• Task goal: Return a copy of every line in the data below that contains "EXPENSES".

• Data extracts:
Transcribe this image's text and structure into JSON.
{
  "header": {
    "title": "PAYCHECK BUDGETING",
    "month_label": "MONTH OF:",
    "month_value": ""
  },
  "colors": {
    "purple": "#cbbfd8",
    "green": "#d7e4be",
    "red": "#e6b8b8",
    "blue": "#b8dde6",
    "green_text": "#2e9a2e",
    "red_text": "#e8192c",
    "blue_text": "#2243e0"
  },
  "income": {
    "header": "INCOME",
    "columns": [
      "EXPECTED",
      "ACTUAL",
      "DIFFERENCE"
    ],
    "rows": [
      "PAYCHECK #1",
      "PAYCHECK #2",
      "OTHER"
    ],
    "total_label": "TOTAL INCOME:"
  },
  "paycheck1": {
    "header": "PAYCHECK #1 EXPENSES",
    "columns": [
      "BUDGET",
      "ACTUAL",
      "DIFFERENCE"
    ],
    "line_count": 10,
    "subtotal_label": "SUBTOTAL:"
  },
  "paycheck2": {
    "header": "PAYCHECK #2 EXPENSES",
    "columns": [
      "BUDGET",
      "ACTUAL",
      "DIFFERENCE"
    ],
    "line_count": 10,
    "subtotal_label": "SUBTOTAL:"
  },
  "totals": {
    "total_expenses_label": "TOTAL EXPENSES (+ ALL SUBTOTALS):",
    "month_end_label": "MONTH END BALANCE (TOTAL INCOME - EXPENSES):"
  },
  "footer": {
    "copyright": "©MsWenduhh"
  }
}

• Answer for this exercise:
    "header": "PAYCHECK #1 EXPENSES",
    "header": "PAYCHECK #2 EXPENSES",
    "total_expenses_label": "TOTAL EXPENSES (+ ALL SUBTOTALS):",
    "month_end_label": "MONTH END BALANCE (TOTAL INCOME - EXPENSES):"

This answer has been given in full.